Brief:
Go through the entries below and pick out every line with "title".

Website and app data records:
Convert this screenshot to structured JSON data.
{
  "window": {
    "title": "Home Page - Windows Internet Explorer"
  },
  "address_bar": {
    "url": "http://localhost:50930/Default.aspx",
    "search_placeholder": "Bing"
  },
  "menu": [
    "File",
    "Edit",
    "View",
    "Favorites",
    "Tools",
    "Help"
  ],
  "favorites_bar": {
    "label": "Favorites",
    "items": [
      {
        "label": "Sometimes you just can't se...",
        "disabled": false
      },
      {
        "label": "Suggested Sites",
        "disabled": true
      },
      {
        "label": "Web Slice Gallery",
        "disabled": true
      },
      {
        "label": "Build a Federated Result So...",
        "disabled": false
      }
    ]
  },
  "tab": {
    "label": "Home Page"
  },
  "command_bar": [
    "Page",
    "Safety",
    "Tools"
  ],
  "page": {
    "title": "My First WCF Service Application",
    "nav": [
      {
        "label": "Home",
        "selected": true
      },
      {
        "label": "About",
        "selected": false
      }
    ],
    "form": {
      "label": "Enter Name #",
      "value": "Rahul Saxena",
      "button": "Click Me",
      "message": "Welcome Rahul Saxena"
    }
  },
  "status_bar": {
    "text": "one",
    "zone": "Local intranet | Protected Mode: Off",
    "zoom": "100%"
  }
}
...
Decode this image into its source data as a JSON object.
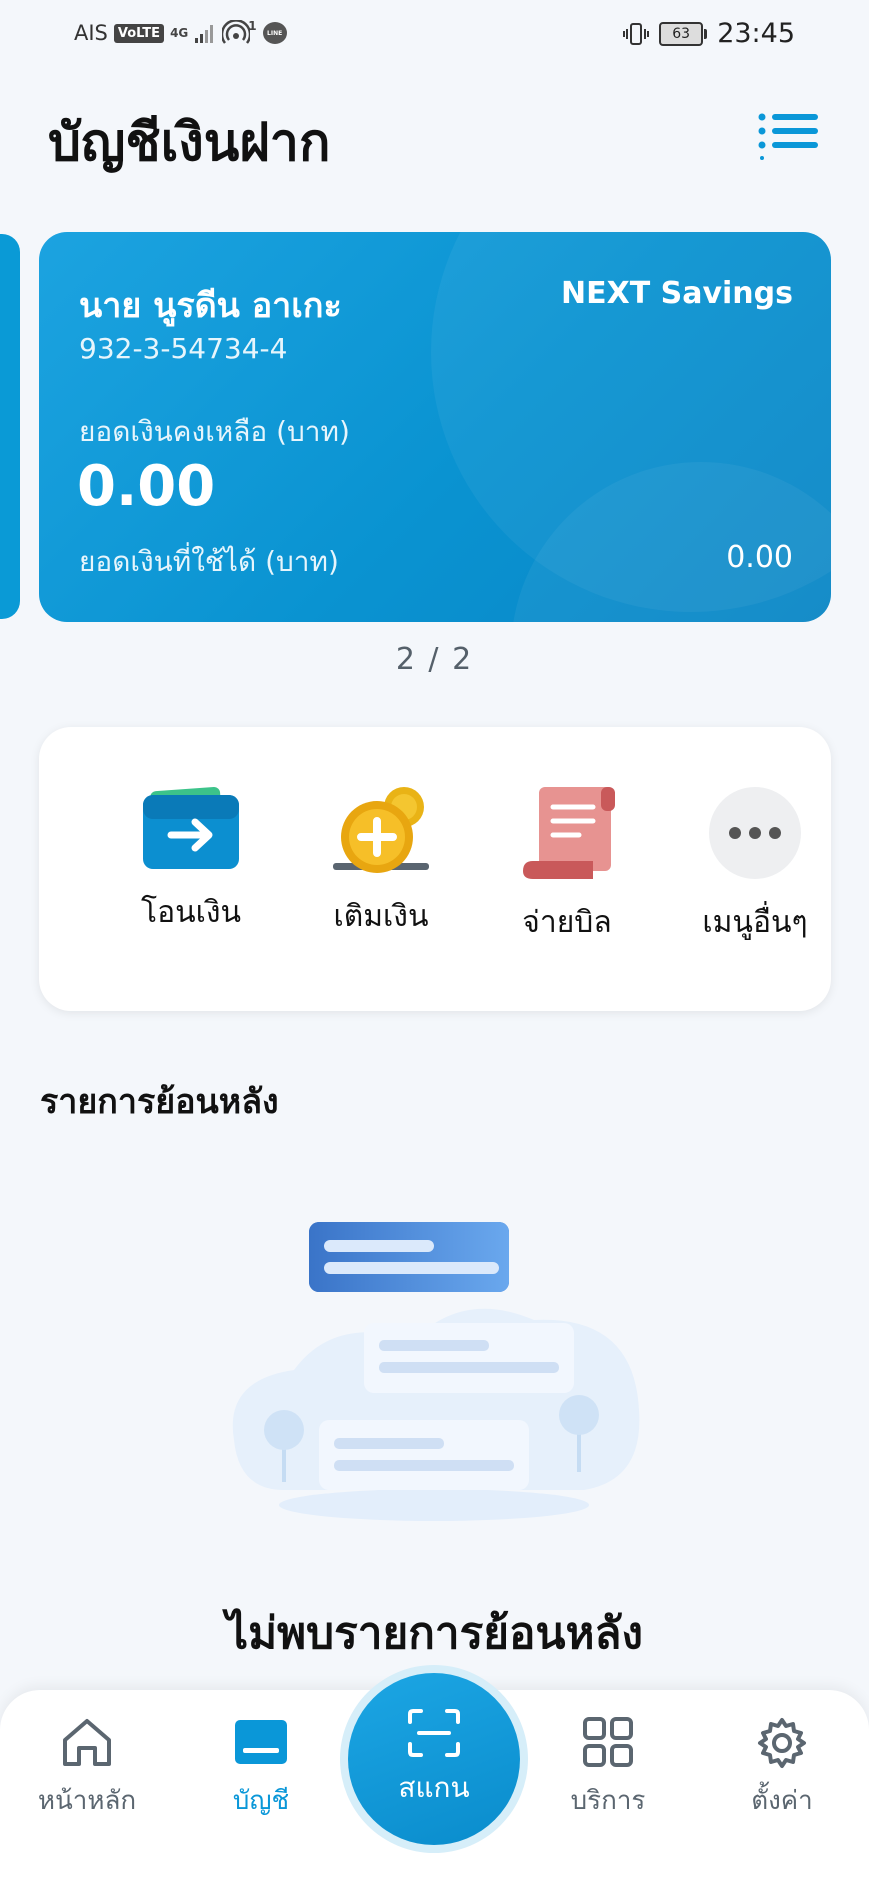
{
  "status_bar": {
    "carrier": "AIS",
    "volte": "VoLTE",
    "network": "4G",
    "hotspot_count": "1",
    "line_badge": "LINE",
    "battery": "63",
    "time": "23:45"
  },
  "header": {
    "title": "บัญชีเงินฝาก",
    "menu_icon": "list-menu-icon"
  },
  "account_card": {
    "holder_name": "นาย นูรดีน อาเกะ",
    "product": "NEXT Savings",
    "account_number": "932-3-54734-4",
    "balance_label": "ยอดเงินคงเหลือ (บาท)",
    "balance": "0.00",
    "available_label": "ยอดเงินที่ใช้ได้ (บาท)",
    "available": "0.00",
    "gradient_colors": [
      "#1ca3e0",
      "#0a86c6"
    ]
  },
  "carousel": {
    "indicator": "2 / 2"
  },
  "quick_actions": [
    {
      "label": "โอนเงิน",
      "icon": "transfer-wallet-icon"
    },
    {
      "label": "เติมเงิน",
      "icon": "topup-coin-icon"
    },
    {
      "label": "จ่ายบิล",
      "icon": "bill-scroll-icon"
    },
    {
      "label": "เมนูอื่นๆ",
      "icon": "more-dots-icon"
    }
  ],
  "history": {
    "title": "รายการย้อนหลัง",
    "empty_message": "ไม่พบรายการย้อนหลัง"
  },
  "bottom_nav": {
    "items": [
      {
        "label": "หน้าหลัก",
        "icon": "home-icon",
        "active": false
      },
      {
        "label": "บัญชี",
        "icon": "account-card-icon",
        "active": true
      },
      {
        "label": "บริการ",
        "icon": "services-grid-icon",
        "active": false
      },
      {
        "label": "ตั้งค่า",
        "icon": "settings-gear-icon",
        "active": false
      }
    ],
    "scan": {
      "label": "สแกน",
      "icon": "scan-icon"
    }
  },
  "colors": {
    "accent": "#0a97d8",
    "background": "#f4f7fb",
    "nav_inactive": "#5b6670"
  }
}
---
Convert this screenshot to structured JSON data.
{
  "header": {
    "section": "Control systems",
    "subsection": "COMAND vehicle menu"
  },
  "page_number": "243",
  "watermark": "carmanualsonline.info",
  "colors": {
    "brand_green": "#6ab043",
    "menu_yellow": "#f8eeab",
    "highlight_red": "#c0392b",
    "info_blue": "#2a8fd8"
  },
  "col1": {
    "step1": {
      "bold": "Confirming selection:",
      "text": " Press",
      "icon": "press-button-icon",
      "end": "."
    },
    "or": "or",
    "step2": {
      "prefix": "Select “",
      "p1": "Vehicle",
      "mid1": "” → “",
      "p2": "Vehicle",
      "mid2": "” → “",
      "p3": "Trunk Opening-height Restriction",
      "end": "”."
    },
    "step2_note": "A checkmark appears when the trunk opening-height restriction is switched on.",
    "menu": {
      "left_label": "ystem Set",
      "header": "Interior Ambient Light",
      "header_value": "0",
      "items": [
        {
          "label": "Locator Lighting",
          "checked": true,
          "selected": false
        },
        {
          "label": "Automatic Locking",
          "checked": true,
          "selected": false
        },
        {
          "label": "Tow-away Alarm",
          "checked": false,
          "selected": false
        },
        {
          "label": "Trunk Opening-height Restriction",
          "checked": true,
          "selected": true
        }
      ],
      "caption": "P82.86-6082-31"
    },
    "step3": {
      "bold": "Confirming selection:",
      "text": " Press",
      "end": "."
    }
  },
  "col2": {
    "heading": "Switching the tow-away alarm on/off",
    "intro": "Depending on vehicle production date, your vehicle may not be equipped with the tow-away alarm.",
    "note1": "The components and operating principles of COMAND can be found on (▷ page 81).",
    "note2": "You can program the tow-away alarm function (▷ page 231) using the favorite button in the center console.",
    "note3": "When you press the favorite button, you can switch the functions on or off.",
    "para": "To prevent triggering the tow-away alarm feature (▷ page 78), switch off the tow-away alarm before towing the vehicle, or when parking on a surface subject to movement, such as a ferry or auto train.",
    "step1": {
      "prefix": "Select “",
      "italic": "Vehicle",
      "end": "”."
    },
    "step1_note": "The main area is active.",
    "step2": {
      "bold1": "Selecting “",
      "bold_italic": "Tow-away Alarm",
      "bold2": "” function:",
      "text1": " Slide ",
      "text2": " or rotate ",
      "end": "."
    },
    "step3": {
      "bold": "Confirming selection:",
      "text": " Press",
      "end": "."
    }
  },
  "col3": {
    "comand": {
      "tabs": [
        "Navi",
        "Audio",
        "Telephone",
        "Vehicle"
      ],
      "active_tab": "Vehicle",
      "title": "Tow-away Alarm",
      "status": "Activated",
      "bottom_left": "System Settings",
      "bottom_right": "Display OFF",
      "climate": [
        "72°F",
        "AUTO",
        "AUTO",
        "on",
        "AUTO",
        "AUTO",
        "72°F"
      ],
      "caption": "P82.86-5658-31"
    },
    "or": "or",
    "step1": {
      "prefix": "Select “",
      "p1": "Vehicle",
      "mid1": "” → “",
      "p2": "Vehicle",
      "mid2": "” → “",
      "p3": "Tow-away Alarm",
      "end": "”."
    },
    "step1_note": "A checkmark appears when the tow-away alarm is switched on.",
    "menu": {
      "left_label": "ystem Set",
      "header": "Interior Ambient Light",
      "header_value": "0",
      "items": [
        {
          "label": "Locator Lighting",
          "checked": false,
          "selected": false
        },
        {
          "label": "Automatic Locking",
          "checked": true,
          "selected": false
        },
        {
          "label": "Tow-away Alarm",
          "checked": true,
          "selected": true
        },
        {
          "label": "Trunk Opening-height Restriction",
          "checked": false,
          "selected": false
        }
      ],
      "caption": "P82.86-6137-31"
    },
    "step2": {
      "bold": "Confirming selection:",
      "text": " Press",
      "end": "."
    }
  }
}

Response to this exercise:
    "title": "Home Page - Windows Internet Explorer"
    "title": "My First WCF Service Application",
    "title": "บัญชีเงินฝาก",
    "title": "รายการย้อนหลัง",
      "title": "Tow-away Alarm",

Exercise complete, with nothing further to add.